» **Work task**
Your response should be the complete listing, copied exactly.

» **Information provided**

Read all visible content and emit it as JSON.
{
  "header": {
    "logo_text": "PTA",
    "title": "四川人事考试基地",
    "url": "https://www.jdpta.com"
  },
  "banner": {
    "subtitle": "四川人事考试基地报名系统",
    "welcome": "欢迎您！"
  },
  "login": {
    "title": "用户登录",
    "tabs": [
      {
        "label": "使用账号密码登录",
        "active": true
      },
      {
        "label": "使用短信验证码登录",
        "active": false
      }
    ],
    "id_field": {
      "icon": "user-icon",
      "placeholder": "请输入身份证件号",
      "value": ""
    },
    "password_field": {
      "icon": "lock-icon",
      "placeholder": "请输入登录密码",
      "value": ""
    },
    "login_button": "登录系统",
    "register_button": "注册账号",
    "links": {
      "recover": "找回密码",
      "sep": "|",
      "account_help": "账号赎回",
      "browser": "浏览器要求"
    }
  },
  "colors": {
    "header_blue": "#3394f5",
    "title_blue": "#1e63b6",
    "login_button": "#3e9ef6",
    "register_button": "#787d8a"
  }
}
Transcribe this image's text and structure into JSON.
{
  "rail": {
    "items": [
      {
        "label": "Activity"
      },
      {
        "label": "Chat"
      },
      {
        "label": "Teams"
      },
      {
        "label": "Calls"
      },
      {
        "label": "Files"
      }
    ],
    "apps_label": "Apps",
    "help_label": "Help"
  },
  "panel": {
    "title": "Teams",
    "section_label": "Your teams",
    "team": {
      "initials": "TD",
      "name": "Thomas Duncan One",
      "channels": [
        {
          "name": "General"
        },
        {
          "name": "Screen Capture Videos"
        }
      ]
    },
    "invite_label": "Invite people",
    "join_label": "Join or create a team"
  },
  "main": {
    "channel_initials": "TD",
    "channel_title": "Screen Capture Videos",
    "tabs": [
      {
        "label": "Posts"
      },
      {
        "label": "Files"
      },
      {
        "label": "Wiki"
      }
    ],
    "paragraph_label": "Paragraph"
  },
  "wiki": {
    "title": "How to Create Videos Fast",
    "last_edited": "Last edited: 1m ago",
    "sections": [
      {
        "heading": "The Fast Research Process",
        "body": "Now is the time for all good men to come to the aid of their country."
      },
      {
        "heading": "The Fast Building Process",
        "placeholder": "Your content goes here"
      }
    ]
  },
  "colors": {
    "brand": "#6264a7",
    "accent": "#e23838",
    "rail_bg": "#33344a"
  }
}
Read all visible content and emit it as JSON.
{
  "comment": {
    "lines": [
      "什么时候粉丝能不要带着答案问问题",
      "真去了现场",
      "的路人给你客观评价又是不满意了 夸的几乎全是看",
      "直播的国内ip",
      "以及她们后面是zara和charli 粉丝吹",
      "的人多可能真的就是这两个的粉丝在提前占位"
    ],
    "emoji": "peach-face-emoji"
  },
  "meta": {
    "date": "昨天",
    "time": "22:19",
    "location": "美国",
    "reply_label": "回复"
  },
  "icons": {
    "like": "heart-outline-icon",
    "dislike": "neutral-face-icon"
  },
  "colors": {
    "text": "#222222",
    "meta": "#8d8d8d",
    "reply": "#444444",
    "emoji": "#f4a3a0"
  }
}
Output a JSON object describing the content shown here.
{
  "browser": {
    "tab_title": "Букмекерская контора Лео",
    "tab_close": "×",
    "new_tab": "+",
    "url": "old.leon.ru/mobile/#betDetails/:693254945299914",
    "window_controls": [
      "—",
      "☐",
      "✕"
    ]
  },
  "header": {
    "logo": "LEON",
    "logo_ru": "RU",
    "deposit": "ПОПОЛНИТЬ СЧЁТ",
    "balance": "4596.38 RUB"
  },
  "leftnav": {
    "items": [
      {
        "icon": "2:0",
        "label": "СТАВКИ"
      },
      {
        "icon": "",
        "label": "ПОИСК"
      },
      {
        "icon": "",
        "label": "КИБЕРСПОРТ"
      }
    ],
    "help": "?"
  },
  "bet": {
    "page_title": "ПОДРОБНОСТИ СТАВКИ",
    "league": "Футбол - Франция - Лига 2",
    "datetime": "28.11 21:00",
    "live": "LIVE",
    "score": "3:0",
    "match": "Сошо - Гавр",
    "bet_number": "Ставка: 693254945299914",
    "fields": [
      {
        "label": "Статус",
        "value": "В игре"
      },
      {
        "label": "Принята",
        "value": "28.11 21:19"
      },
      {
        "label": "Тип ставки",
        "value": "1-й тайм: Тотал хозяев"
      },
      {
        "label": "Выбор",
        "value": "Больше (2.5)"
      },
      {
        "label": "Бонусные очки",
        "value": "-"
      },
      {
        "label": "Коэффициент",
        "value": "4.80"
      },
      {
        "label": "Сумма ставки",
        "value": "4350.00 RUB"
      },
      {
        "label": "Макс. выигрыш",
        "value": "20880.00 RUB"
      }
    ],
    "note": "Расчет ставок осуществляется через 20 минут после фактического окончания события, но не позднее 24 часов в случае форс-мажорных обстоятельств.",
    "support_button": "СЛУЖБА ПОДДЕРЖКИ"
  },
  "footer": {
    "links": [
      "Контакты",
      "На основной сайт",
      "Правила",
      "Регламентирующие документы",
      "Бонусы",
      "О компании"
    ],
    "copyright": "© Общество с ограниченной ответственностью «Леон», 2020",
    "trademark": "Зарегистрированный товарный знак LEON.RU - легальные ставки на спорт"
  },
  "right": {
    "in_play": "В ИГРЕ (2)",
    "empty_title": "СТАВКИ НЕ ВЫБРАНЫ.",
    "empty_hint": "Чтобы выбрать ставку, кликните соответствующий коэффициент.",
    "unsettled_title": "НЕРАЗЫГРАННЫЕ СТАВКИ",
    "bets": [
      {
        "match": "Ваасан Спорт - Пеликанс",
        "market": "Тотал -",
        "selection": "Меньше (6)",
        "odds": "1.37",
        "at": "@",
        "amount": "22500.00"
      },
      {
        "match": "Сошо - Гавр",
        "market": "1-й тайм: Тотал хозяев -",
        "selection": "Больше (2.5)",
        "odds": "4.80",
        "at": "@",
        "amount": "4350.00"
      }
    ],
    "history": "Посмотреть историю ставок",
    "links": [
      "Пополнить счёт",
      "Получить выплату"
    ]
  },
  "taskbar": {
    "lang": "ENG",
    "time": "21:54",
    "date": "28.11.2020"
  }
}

» **Solution to this task**
Read all visible content and emit it as JSON.
{
  "header": {
    "logo_text": "PTA",
    "title": "四川人事考试基地",
    "url": "https://www.jdpta.com"
  },
  "banner": {
    "subtitle": "四川人事考试基地报名系统",
    "welcome": "欢迎您！"
  },
  "login": {
    "title": "用户登录",
    "tabs": [
      {
        "label": "使用账号密码登录",
        "active": true
      },
      {
        "label": "使用短信验证码登录",
        "active": false
      }
    ],
    "id_field": {
      "icon": "user-icon",
      "placeholder": "请输入身份证件号",
      "value": ""
    },
    "password_field": {
      "icon": "lock-icon",
      "placeholder": "请输入登录密码",
      "value": ""
    },
    "login_button": "登录系统",
    "register_button": "注册账号",
    "links": {
      "recover": "找回密码",
      "sep": "|",
      "account_help": "账号赎回",
      "browser": "浏览器要求"
    }
  },
  "colors": {
    "header_blue": "#3394f5",
    "title_blue": "#1e63b6",
    "login_button": "#3e9ef6",
    "register_button": "#787d8a"
  }
}
Transcribe this image's text and structure into JSON.
{
  "rail": {
    "items": [
      {
        "label": "Activity"
      },
      {
        "label": "Chat"
      },
      {
        "label": "Teams"
      },
      {
        "label": "Calls"
      },
      {
        "label": "Files"
      }
    ],
    "apps_label": "Apps",
    "help_label": "Help"
  },
  "panel": {
    "title": "Teams",
    "section_label": "Your teams",
    "team": {
      "initials": "TD",
      "name": "Thomas Duncan One",
      "channels": [
        {
          "name": "General"
        },
        {
          "name": "Screen Capture Videos"
        }
      ]
    },
    "invite_label": "Invite people",
    "join_label": "Join or create a team"
  },
  "main": {
    "channel_initials": "TD",
    "channel_title": "Screen Capture Videos",
    "tabs": [
      {
        "label": "Posts"
      },
      {
        "label": "Files"
      },
      {
        "label": "Wiki"
      }
    ],
    "paragraph_label": "Paragraph"
  },
  "wiki": {
    "title": "How to Create Videos Fast",
    "last_edited": "Last edited: 1m ago",
    "sections": [
      {
        "heading": "The Fast Research Process",
        "body": "Now is the time for all good men to come to the aid of their country."
      },
      {
        "heading": "The Fast Building Process",
        "placeholder": "Your content goes here"
      }
    ]
  },
  "colors": {
    "brand": "#6264a7",
    "accent": "#e23838",
    "rail_bg": "#33344a"
  }
}
Read all visible content and emit it as JSON.
{
  "comment": {
    "lines": [
      "什么时候粉丝能不要带着答案问问题",
      "真去了现场",
      "的路人给你客观评价又是不满意了 夸的几乎全是看",
      "直播的国内ip",
      "以及她们后面是zara和charli 粉丝吹",
      "的人多可能真的就是这两个的粉丝在提前占位"
    ],
    "emoji": "peach-face-emoji"
  },
  "meta": {
    "date": "昨天",
    "time": "22:19",
    "location": "美国",
    "reply_label": "回复"
  },
  "icons": {
    "like": "heart-outline-icon",
    "dislike": "neutral-face-icon"
  },
  "colors": {
    "text": "#222222",
    "meta": "#8d8d8d",
    "reply": "#444444",
    "emoji": "#f4a3a0"
  }
}
Output a JSON object describing the content shown here.
{
  "browser": {
    "tab_title": "Букмекерская контора Лео",
    "tab_close": "×",
    "new_tab": "+",
    "url": "old.leon.ru/mobile/#betDetails/:693254945299914",
    "window_controls": [
      "—",
      "☐",
      "✕"
    ]
  },
  "header": {
    "logo": "LEON",
    "logo_ru": "RU",
    "deposit": "ПОПОЛНИТЬ СЧЁТ",
    "balance": "4596.38 RUB"
  },
  "leftnav": {
    "items": [
      {
        "icon": "2:0",
        "label": "СТАВКИ"
      },
      {
        "icon": "",
        "label": "ПОИСК"
      },
      {
        "icon": "",
        "label": "КИБЕРСПОРТ"
      }
    ],
    "help": "?"
  },
  "bet": {
    "page_title": "ПОДРОБНОСТИ СТАВКИ",
    "league": "Футбол - Франция - Лига 2",
    "datetime": "28.11 21:00",
    "live": "LIVE",
    "score": "3:0",
    "match": "Сошо - Гавр",
    "bet_number": "Ставка: 693254945299914",
    "fields": [
      {
        "label": "Статус",
        "value": "В игре"
      },
      {
        "label": "Принята",
        "value": "28.11 21:19"
      },
      {
        "label": "Тип ставки",
        "value": "1-й тайм: Тотал хозяев"
      },
      {
        "label": "Выбор",
        "value": "Больше (2.5)"
      },
      {
        "label": "Бонусные очки",
        "value": "-"
      },
      {
        "label": "Коэффициент",
        "value": "4.80"
      },
      {
        "label": "Сумма ставки",
        "value": "4350.00 RUB"
      },
      {
        "label": "Макс. выигрыш",
        "value": "20880.00 RUB"
      }
    ],
    "note": "Расчет ставок осуществляется через 20 минут после фактического окончания события, но не позднее 24 часов в случае форс-мажорных обстоятельств.",
    "support_button": "СЛУЖБА ПОДДЕРЖКИ"
  },
  "footer": {
    "links": [
      "Контакты",
      "На основной сайт",
      "Правила",
      "Регламентирующие документы",
      "Бонусы",
      "О компании"
    ],
    "copyright": "© Общество с ограниченной ответственностью «Леон», 2020",
    "trademark": "Зарегистрированный товарный знак LEON.RU - легальные ставки на спорт"
  },
  "right": {
    "in_play": "В ИГРЕ (2)",
    "empty_title": "СТАВКИ НЕ ВЫБРАНЫ.",
    "empty_hint": "Чтобы выбрать ставку, кликните соответствующий коэффициент.",
    "unsettled_title": "НЕРАЗЫГРАННЫЕ СТАВКИ",
    "bets": [
      {
        "match": "Ваасан Спорт - Пеликанс",
        "market": "Тотал -",
        "selection": "Меньше (6)",
        "odds": "1.37",
        "at": "@",
        "amount": "22500.00"
      },
      {
        "match": "Сошо - Гавр",
        "market": "1-й тайм: Тотал хозяев -",
        "selection": "Больше (2.5)",
        "odds": "4.80",
        "at": "@",
        "amount": "4350.00"
      }
    ],
    "history": "Посмотреть историю ставок",
    "links": [
      "Пополнить счёт",
      "Получить выплату"
    ]
  },
  "taskbar": {
    "lang": "ENG",
    "time": "21:54",
    "date": "28.11.2020"
  }
}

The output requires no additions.